When Men are Men
“Salah Salem,” I said through the passenger window. The slight nod of his head told me he was willing to take us there, so we jumped into the back seats.
We nattered in English throughout the journey, talking about work, my emotional breakdown while speaking to a hearing-impaired student’s parents about his struggles in class and a variety of other topics.
“Feen fi Salah Salem?” He finally asked, as he neared a junction that would determine the route.
“Er… erm… 6 October Panaroma,” I never realised that I actually have a little difficulty saying panaroma, especially since I was trying to say it Egyptian-style – meaning, replacing the p for a b!
We were meeting friends at the International Bowling Centre, but didn’t realise it was the same day that Al-Ahly (one of Egypt’s two football teams) were playing at the stadium nearby. It was the human sea of red shirts and waving flags that told us.
The taxi driver turned into the junction of the bowling centre and the sheer number of Ahly fans roaming was quite overwhelming. It triggered memories of Millwall fans when I used to be out in South-East London, minus the skinheads and looks of disgust. Although knowing that the Ahly fans littered along the street were nothing like the hooligans back in the UK, it didn’t make it any more comforting – boys will be boys, and they’re usually worse when in large groups.
We told the taxi driver he could let us out anywhere along the street. He didn’t. He outright refused and carried on, did a U-turn and went back towards the main road. My friend and I looked at one another, exchanging words of ‘What’s he doing’ telepathically. He then said in English,

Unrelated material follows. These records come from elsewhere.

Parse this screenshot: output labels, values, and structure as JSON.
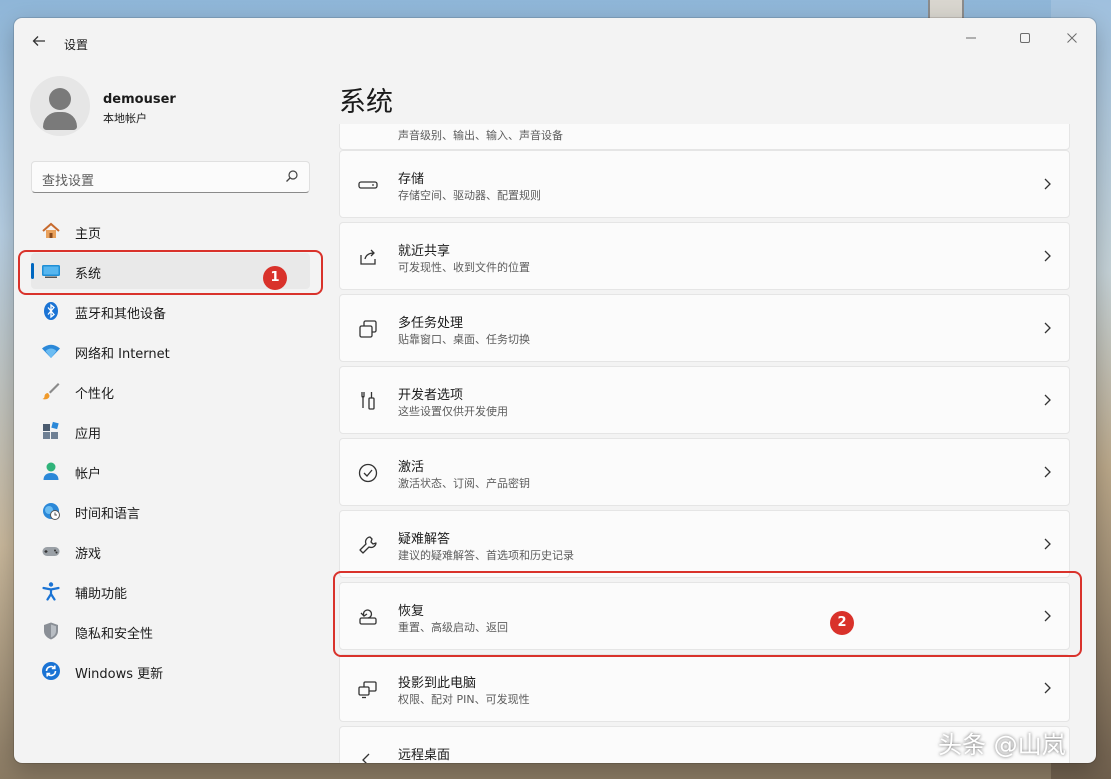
{
  "window": {
    "title": "设置",
    "controls": {
      "minimize": "—",
      "maximize": "☐",
      "close": "✕"
    }
  },
  "profile": {
    "name": "demouser",
    "account_type": "本地帐户"
  },
  "search": {
    "placeholder": "查找设置"
  },
  "nav": {
    "items": [
      {
        "label": "主页",
        "icon": "home-icon"
      },
      {
        "label": "系统",
        "icon": "system-icon",
        "selected": true
      },
      {
        "label": "蓝牙和其他设备",
        "icon": "bluetooth-icon"
      },
      {
        "label": "网络和 Internet",
        "icon": "wifi-icon"
      },
      {
        "label": "个性化",
        "icon": "brush-icon"
      },
      {
        "label": "应用",
        "icon": "apps-icon"
      },
      {
        "label": "帐户",
        "icon": "person-icon"
      },
      {
        "label": "时间和语言",
        "icon": "globe-clock-icon"
      },
      {
        "label": "游戏",
        "icon": "gamepad-icon"
      },
      {
        "label": "辅助功能",
        "icon": "accessibility-icon"
      },
      {
        "label": "隐私和安全性",
        "icon": "shield-icon"
      },
      {
        "label": "Windows 更新",
        "icon": "update-icon"
      }
    ]
  },
  "main": {
    "title": "系统",
    "clipped_row_desc": "声音级别、输出、输入、声音设备",
    "cards": [
      {
        "title": "存储",
        "desc": "存储空间、驱动器、配置规则",
        "icon": "storage-icon"
      },
      {
        "title": "就近共享",
        "desc": "可发现性、收到文件的位置",
        "icon": "share-icon"
      },
      {
        "title": "多任务处理",
        "desc": "贴靠窗口、桌面、任务切换",
        "icon": "multitask-icon"
      },
      {
        "title": "开发者选项",
        "desc": "这些设置仅供开发使用",
        "icon": "developer-icon"
      },
      {
        "title": "激活",
        "desc": "激活状态、订阅、产品密钥",
        "icon": "activation-icon"
      },
      {
        "title": "疑难解答",
        "desc": "建议的疑难解答、首选项和历史记录",
        "icon": "wrench-icon"
      },
      {
        "title": "恢复",
        "desc": "重置、高级启动、返回",
        "icon": "recovery-icon"
      },
      {
        "title": "投影到此电脑",
        "desc": "权限、配对 PIN、可发现性",
        "icon": "projection-icon"
      },
      {
        "title": "远程桌面",
        "desc": "",
        "icon": "remote-desktop-icon"
      }
    ]
  },
  "annotations": {
    "badge_1": "1",
    "badge_2": "2"
  },
  "watermark": "头条 @山岚",
  "colors": {
    "accent": "#0067c0",
    "annotation": "#d9322b"
  }
}
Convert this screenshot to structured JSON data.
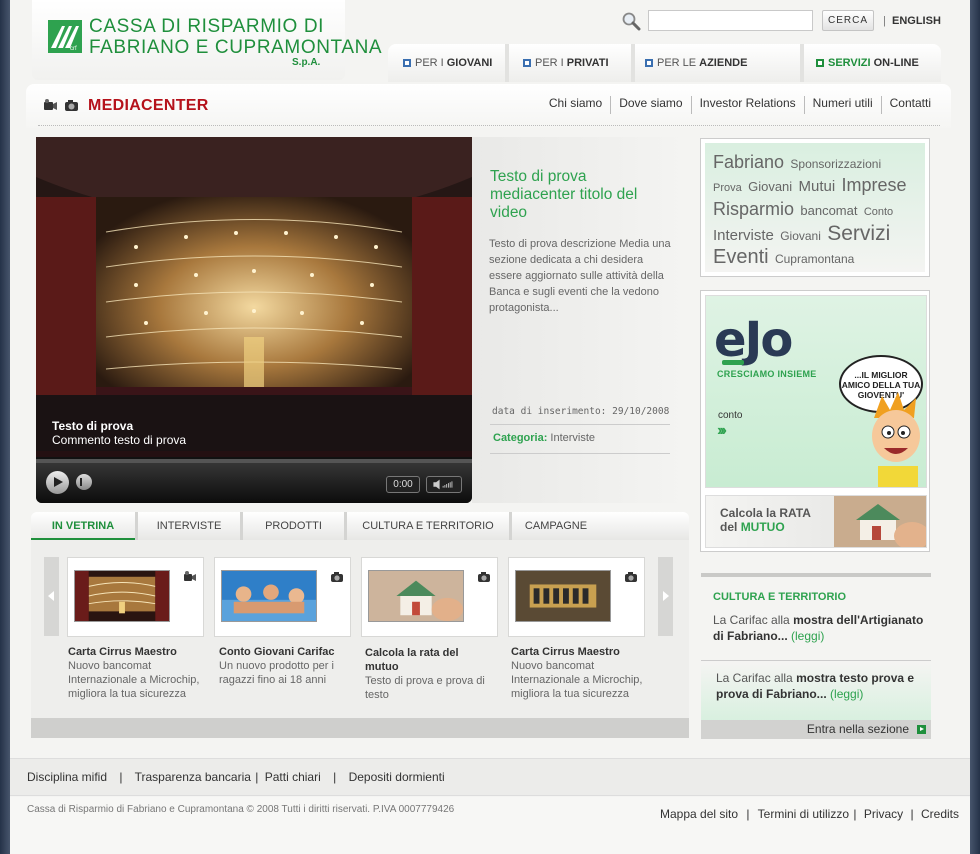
{
  "brand": {
    "line1": "CASSA DI RISPARMIO DI",
    "line2": "FABRIANO E CUPRAMONTANA",
    "spa": "S.p.A."
  },
  "search": {
    "placeholder": "",
    "button": "CERCA"
  },
  "lang": {
    "separator": "|",
    "label": "ENGLISH"
  },
  "main_nav": [
    {
      "prefix": "PER I",
      "label": "GIOVANI"
    },
    {
      "prefix": "PER I",
      "label": "PRIVATI"
    },
    {
      "prefix": "PER LE",
      "label": "AZIENDE"
    },
    {
      "prefix": "SERVIZI",
      "label": "ON-LINE"
    }
  ],
  "section": {
    "title": "MEDIACENTER"
  },
  "top_links": [
    "Chi siamo",
    "Dove siamo",
    "Investor Relations",
    "Numeri utili",
    "Contatti"
  ],
  "video": {
    "caption_title": "Testo di prova",
    "caption_sub": "Commento testo di prova",
    "time": "0:00"
  },
  "video_info": {
    "title": "Testo di prova mediacenter titolo del video",
    "description": "Testo di prova descrizione Media una sezione dedicata a chi desidera essere aggiornato sulle attività della Banca e sugli eventi che la vedono protagonista...",
    "date": "data di inserimento: 29/10/2008",
    "category_label": "Categoria:",
    "category_value": "Interviste"
  },
  "tabs": [
    "IN VETRINA",
    "INTERVISTE",
    "PRODOTTI",
    "CULTURA E TERRITORIO",
    "CAMPAGNE"
  ],
  "cards": [
    {
      "title": "Carta Cirrus Maestro",
      "desc": "Nuovo bancomat Internazionale a Microchip, migliora la tua sicurezza",
      "type": "video"
    },
    {
      "title": "Conto Giovani Carifac",
      "desc": "Un nuovo prodotto per i ragazzi fino ai 18 anni",
      "type": "photo"
    },
    {
      "title": "Calcola la rata del mutuo",
      "desc": "Testo di prova e prova di testo",
      "type": "photo"
    },
    {
      "title": "Carta Cirrus Maestro",
      "desc": "Nuovo bancomat Internazionale a Microchip, migliora la tua sicurezza",
      "type": "photo"
    }
  ],
  "tagcloud": [
    {
      "word": "Fabriano",
      "size": 18
    },
    {
      "word": "Sponsorizzazioni",
      "size": 12
    },
    {
      "word": "Prova",
      "size": 11
    },
    {
      "word": "Giovani",
      "size": 13
    },
    {
      "word": "Mutui",
      "size": 15
    },
    {
      "word": "Imprese",
      "size": 18
    },
    {
      "word": "Risparmio",
      "size": 18
    },
    {
      "word": "bancomat",
      "size": 13
    },
    {
      "word": "Conto",
      "size": 11
    },
    {
      "word": "Interviste",
      "size": 15
    },
    {
      "word": "Giovani",
      "size": 12
    },
    {
      "word": "Servizi",
      "size": 21
    },
    {
      "word": "Eventi",
      "size": 20
    },
    {
      "word": "Cupramontana",
      "size": 12
    }
  ],
  "ad": {
    "logo": "eJo",
    "tagline": "CRESCIAMO INSIEME",
    "conto": "conto",
    "arrows": "›››",
    "bubble": "...IL MIGLIOR AMICO DELLA TUA GIOVENTU'",
    "rata_line1": "Calcola la RATA",
    "rata_line2_pre": "del",
    "rata_line2_bold": "MUTUO"
  },
  "cultura": {
    "title": "CULTURA E TERRITORIO",
    "items": [
      {
        "pre": "La Carifac alla",
        "bold": "mostra dell'Artigianato di Fabriano...",
        "link": "(leggi)"
      },
      {
        "pre": "La Carifac alla",
        "bold": "mostra testo prova e prova di Fabriano...",
        "link": "(leggi)"
      }
    ],
    "enter": "Entra nella sezione"
  },
  "footer": {
    "links1": [
      "Disciplina mifid",
      "Trasparenza bancaria",
      "Patti chiari",
      "Depositi dormienti"
    ],
    "copyright": "Cassa di Risparmio di Fabriano e Cupramontana © 2008 Tutti i diritti riservati. P.IVA 0007779426",
    "links2": [
      "Mappa del sito",
      "Termini di utilizzo",
      "Privacy",
      "Credits"
    ]
  },
  "colors": {
    "brand_green": "#1f8f3c",
    "accent_green": "#2ea24f",
    "section_red": "#b5121b"
  }
}
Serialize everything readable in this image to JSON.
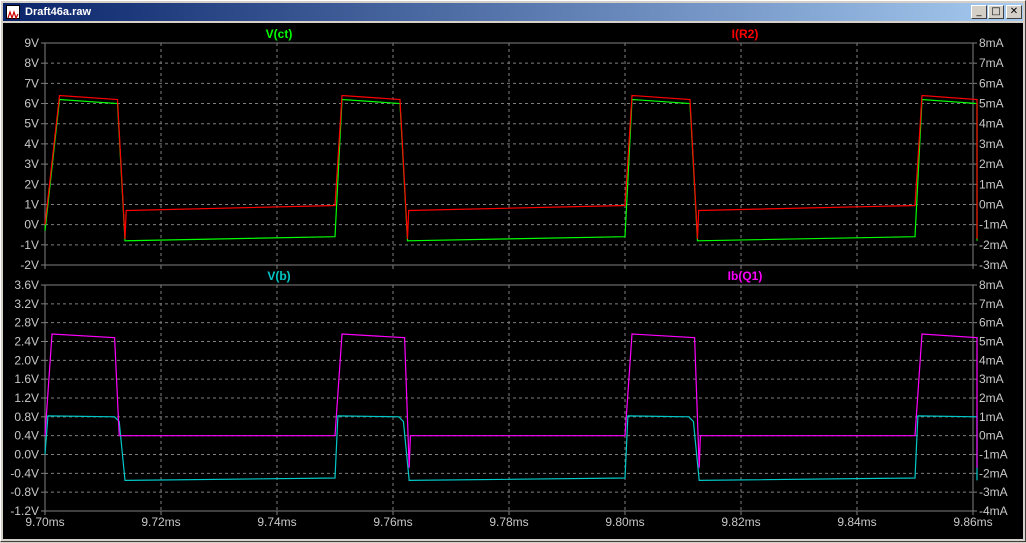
{
  "window": {
    "title": "Draft46a.raw",
    "controls": {
      "minimize": "_",
      "maximize": "□",
      "close": "✕"
    }
  },
  "colors": {
    "background": "#000000",
    "grid": "#7f7f7f",
    "axis_text": "#c8c8c8",
    "v_ct": "#00ff00",
    "i_r2": "#ff0000",
    "v_b": "#00c8c8",
    "ib_q1": "#ff00ff"
  },
  "chart_data": [
    {
      "type": "line",
      "x_ticks": [
        "9.70ms",
        "9.72ms",
        "9.74ms",
        "9.76ms",
        "9.78ms",
        "9.80ms",
        "9.82ms",
        "9.84ms",
        "9.86ms"
      ],
      "xlim_ms": [
        9.7,
        9.86
      ],
      "y_left": {
        "ticks": [
          "9V",
          "8V",
          "7V",
          "6V",
          "5V",
          "4V",
          "3V",
          "2V",
          "1V",
          "0V",
          "-1V",
          "-2V"
        ],
        "lim": [
          -2,
          9
        ]
      },
      "y_right": {
        "ticks": [
          "8mA",
          "7mA",
          "6mA",
          "5mA",
          "4mA",
          "3mA",
          "2mA",
          "1mA",
          "0mA",
          "-1mA",
          "-2mA",
          "-3mA"
        ],
        "lim": [
          -3,
          8
        ]
      },
      "grid": true,
      "series": [
        {
          "name": "V(ct)",
          "axis": "left",
          "color": "#00ff00",
          "points_ms": [
            [
              9.7,
              -0.3
            ],
            [
              9.7025,
              6.2
            ],
            [
              9.7125,
              6.0
            ],
            [
              9.7138,
              -0.8
            ],
            [
              9.75,
              -0.6
            ],
            [
              9.7512,
              6.2
            ],
            [
              9.7612,
              6.0
            ],
            [
              9.7625,
              -0.8
            ],
            [
              9.8,
              -0.6
            ],
            [
              9.8012,
              6.2
            ],
            [
              9.8112,
              6.0
            ],
            [
              9.8125,
              -0.8
            ],
            [
              9.85,
              -0.6
            ],
            [
              9.8512,
              6.2
            ],
            [
              9.8612,
              6.0
            ],
            [
              9.8625,
              -0.8
            ],
            [
              9.866,
              -0.8
            ]
          ]
        },
        {
          "name": "I(R2)",
          "axis": "right",
          "color": "#ff0000",
          "points_ms": [
            [
              9.7,
              -1.0
            ],
            [
              9.7025,
              5.4
            ],
            [
              9.7125,
              5.2
            ],
            [
              9.7138,
              -1.7
            ],
            [
              9.714,
              -0.3
            ],
            [
              9.75,
              -0.05
            ],
            [
              9.7512,
              5.4
            ],
            [
              9.7612,
              5.2
            ],
            [
              9.7625,
              -1.7
            ],
            [
              9.7627,
              -0.3
            ],
            [
              9.8,
              -0.05
            ],
            [
              9.8012,
              5.4
            ],
            [
              9.8112,
              5.2
            ],
            [
              9.8125,
              -1.7
            ],
            [
              9.8127,
              -0.3
            ],
            [
              9.85,
              -0.05
            ],
            [
              9.8512,
              5.4
            ],
            [
              9.8612,
              5.2
            ],
            [
              9.8625,
              -1.7
            ],
            [
              9.8627,
              -0.3
            ],
            [
              9.866,
              -0.3
            ]
          ]
        }
      ]
    },
    {
      "type": "line",
      "x_ticks": [
        "9.70ms",
        "9.72ms",
        "9.74ms",
        "9.76ms",
        "9.78ms",
        "9.80ms",
        "9.82ms",
        "9.84ms",
        "9.86ms"
      ],
      "xlim_ms": [
        9.7,
        9.86
      ],
      "y_left": {
        "ticks": [
          "3.6V",
          "3.2V",
          "2.8V",
          "2.4V",
          "2.0V",
          "1.6V",
          "1.2V",
          "0.8V",
          "0.4V",
          "0.0V",
          "-0.4V",
          "-0.8V",
          "-1.2V"
        ],
        "lim": [
          -1.2,
          3.6
        ]
      },
      "y_right": {
        "ticks": [
          "8mA",
          "7mA",
          "6mA",
          "5mA",
          "4mA",
          "3mA",
          "2mA",
          "1mA",
          "0mA",
          "-1mA",
          "-2mA",
          "-3mA",
          "-4mA"
        ],
        "lim": [
          -4,
          8
        ]
      },
      "grid": true,
      "series": [
        {
          "name": "V(b)",
          "axis": "left",
          "color": "#00c8c8",
          "points_ms": [
            [
              9.7,
              0.0
            ],
            [
              9.7005,
              0.82
            ],
            [
              9.712,
              0.8
            ],
            [
              9.7128,
              0.7
            ],
            [
              9.7138,
              -0.55
            ],
            [
              9.75,
              -0.5
            ],
            [
              9.7505,
              0.82
            ],
            [
              9.761,
              0.8
            ],
            [
              9.7618,
              0.7
            ],
            [
              9.7628,
              -0.55
            ],
            [
              9.8,
              -0.5
            ],
            [
              9.8005,
              0.82
            ],
            [
              9.811,
              0.8
            ],
            [
              9.8118,
              0.7
            ],
            [
              9.8128,
              -0.55
            ],
            [
              9.85,
              -0.5
            ],
            [
              9.8505,
              0.82
            ],
            [
              9.861,
              0.8
            ],
            [
              9.8618,
              0.7
            ],
            [
              9.8628,
              -0.55
            ],
            [
              9.866,
              -0.55
            ]
          ]
        },
        {
          "name": "Ib(Q1)",
          "axis": "right",
          "color": "#ff00ff",
          "points_ms": [
            [
              9.7,
              0.0
            ],
            [
              9.7012,
              5.4
            ],
            [
              9.712,
              5.2
            ],
            [
              9.7128,
              0.0
            ],
            [
              9.75,
              0.0
            ],
            [
              9.7512,
              5.4
            ],
            [
              9.762,
              5.2
            ],
            [
              9.7628,
              -1.7
            ],
            [
              9.763,
              0.0
            ],
            [
              9.8,
              0.0
            ],
            [
              9.8012,
              5.4
            ],
            [
              9.812,
              5.2
            ],
            [
              9.8128,
              -1.7
            ],
            [
              9.813,
              0.0
            ],
            [
              9.85,
              0.0
            ],
            [
              9.8512,
              5.4
            ],
            [
              9.862,
              5.2
            ],
            [
              9.8628,
              -1.7
            ],
            [
              9.863,
              0.0
            ],
            [
              9.866,
              0.0
            ]
          ]
        }
      ]
    }
  ]
}
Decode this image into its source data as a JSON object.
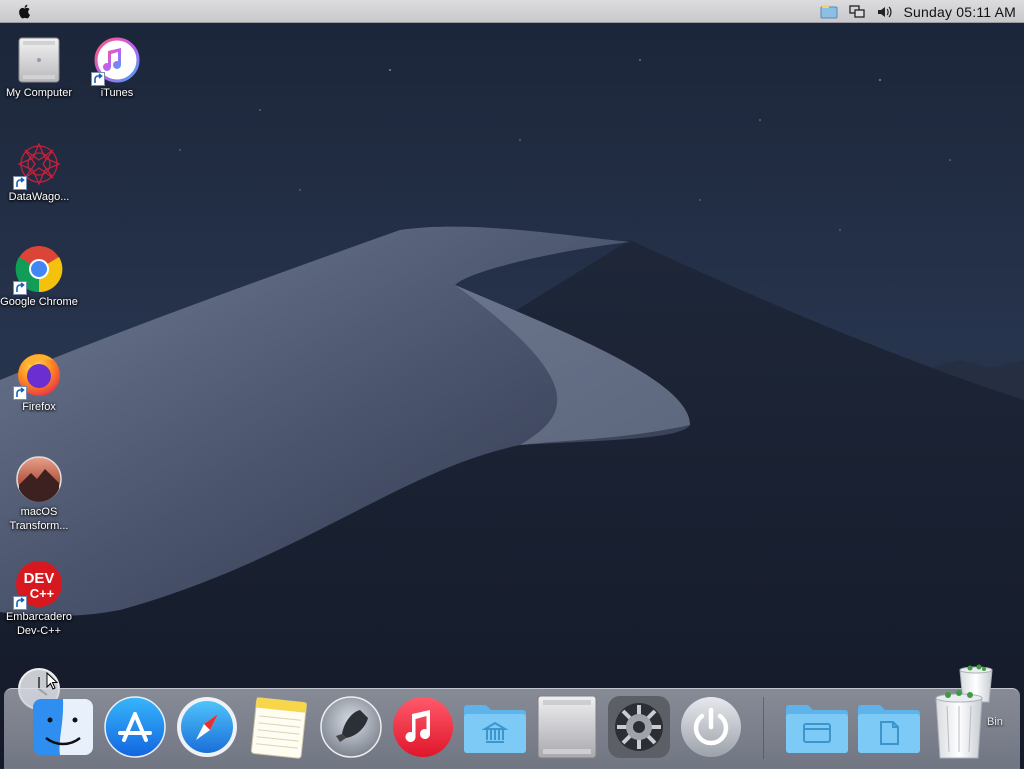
{
  "menubar": {
    "clock_text": "Sunday 05:11 AM"
  },
  "desktop": {
    "icons": [
      {
        "label": "My Computer"
      },
      {
        "label": "iTunes"
      },
      {
        "label": "DataWago..."
      },
      {
        "label": "Google Chrome"
      },
      {
        "label": "Firefox"
      },
      {
        "label": "macOS Transform..."
      },
      {
        "label": "Embarcadero Dev-C++"
      }
    ]
  },
  "dock": {
    "items": [
      "finder-icon",
      "app-store-icon",
      "safari-icon",
      "notes-icon",
      "launchpad-icon",
      "music-icon",
      "applications-folder-icon",
      "my-computer-icon",
      "system-preferences-icon",
      "power-icon",
      "documents-folder-icon",
      "files-folder-icon",
      "recycle-bin-icon"
    ],
    "trash_label": "Bin"
  }
}
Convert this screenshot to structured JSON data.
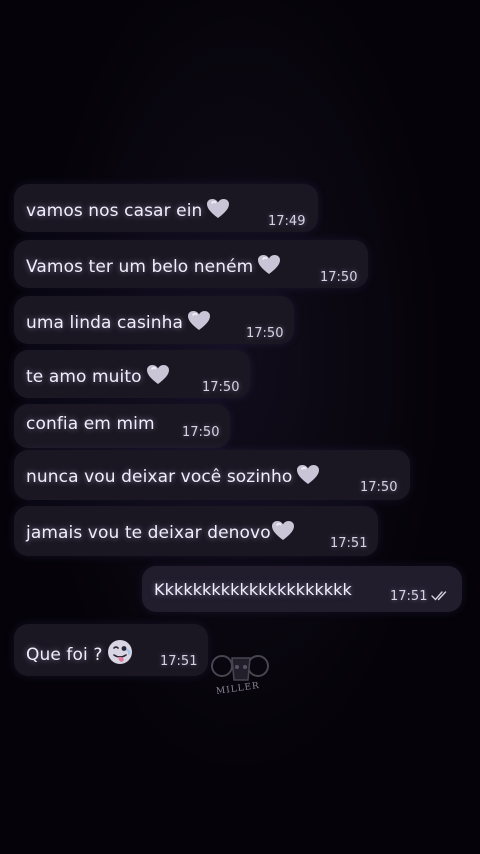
{
  "chat": {
    "messages": [
      {
        "text": "vamos nos casar ein",
        "time": "17:49",
        "heart": true
      },
      {
        "text": "Vamos ter um belo neném",
        "time": "17:50",
        "heart": true
      },
      {
        "text": "uma linda casinha",
        "time": "17:50",
        "heart": true
      },
      {
        "text": "te amo muito",
        "time": "17:50",
        "heart": true
      },
      {
        "text": "confia em mim",
        "time": "17:50",
        "heart": false
      },
      {
        "text": "nunca vou deixar você sozinho",
        "time": "17:50",
        "heart": true
      },
      {
        "text": "jamais vou te deixar denovo",
        "time": "17:51",
        "heart": true
      },
      {
        "text": "Kkkkkkkkkkkkkkkkkkkkk",
        "time": "17:51",
        "outgoing": true,
        "read": true
      },
      {
        "text": "Que foi ?",
        "time": "17:51",
        "emoji": "tongue-face-emoji"
      }
    ]
  },
  "watermark": {
    "text": "MILLER"
  },
  "colors": {
    "background": "#050309",
    "bubble": "#1b1722",
    "heart": "#c9c5d6",
    "text": "#f1eefa"
  }
}
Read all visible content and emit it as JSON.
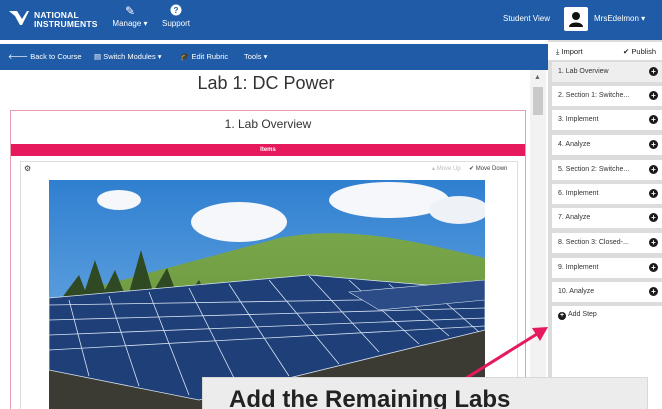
{
  "navbar": {
    "logo_line1": "NATIONAL",
    "logo_line2": "INSTRUMENTS",
    "manage_label": "Manage ▾",
    "support_label": "Support",
    "student_view_label": "Student View",
    "user_label": "MrsEdelmon ▾"
  },
  "toolbar": {
    "back_label": "Back to Course",
    "switch_modules_label": "Switch Modules ▾",
    "edit_rubric_label": "Edit Rubric",
    "tools_label": "Tools ▾"
  },
  "main": {
    "lab_title": "Lab 1: DC Power",
    "step_title": "1. Lab Overview",
    "items_label": "Items",
    "move_up_label": "Move Up",
    "move_down_label": "Move Down"
  },
  "panel": {
    "import_label": "Import",
    "publish_label": "Publish",
    "steps": [
      {
        "label": "1. Lab Overview"
      },
      {
        "label": "2. Section 1: Switche..."
      },
      {
        "label": "3. Implement"
      },
      {
        "label": "4. Analyze"
      },
      {
        "label": "5. Section 2: Switche..."
      },
      {
        "label": "6. Implement"
      },
      {
        "label": "7. Analyze"
      },
      {
        "label": "8. Section 3: Closed-..."
      },
      {
        "label": "9. Implement"
      },
      {
        "label": "10. Analyze"
      }
    ],
    "active_index": 0,
    "add_step_label": "Add Step"
  },
  "callout": {
    "text": "Add the Remaining Labs"
  },
  "colors": {
    "nav_blue": "#1f5ba6",
    "items_pink": "#e6195d",
    "arrow": "#e6195d"
  },
  "icons": [
    "pencil-icon",
    "question-icon",
    "person-icon",
    "back-arrow-icon",
    "modules-icon",
    "graduation-cap-icon",
    "import-icon",
    "check-icon",
    "plus-circle-icon",
    "gear-icon"
  ]
}
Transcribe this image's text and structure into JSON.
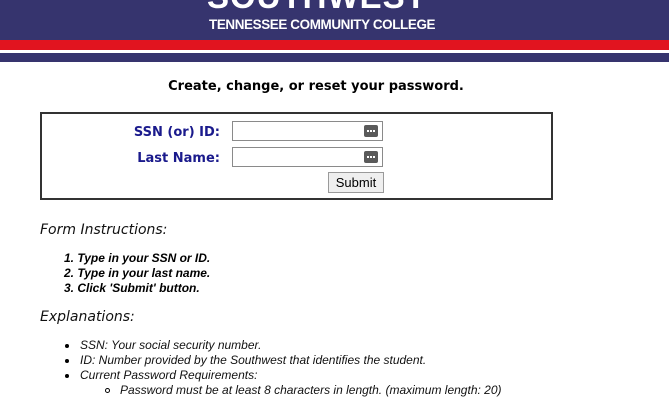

“I drop you here,” then switched to Arabic to tell us that there was a clear path away from all the men, and he called on three security guys who were loitering in the area.
“These ladies want to get to the Panorama,” he told them in Arabic.
“The Panorama is closed,” they said, peering at us through the window.
“It’s closed?” I was sure it wasn’t.
“Yes, it closes at 5pm,” one of the security guys confirmed.
I took my phone out of my bag. No missed calls from our friends to say it was closed.
“Really? We want to go bowling.”
“Oh! Bowling. Yeeeez! That is open,” a tea-stained smile spread across his face. We were all smiling at this point, and the taxi driver told the security guys to make sure we got there safely, since he was dropping us a little distance away from the entrance.
Of course, being the sentimental lady that I am, I was moved by his gesture and genuine concern for our safety, and kept on ‘Ahhhhh’-ing because it was above his duty as a taxi driver. Aside from wishing goodness for him and thanking him, we gave him a generous tip to thank him for his kindness, and it was one of those, I love Egypt moments, where men are men and care for lady-folk, expecting nothing in return.
Men, take note. 🙂
– The Londoner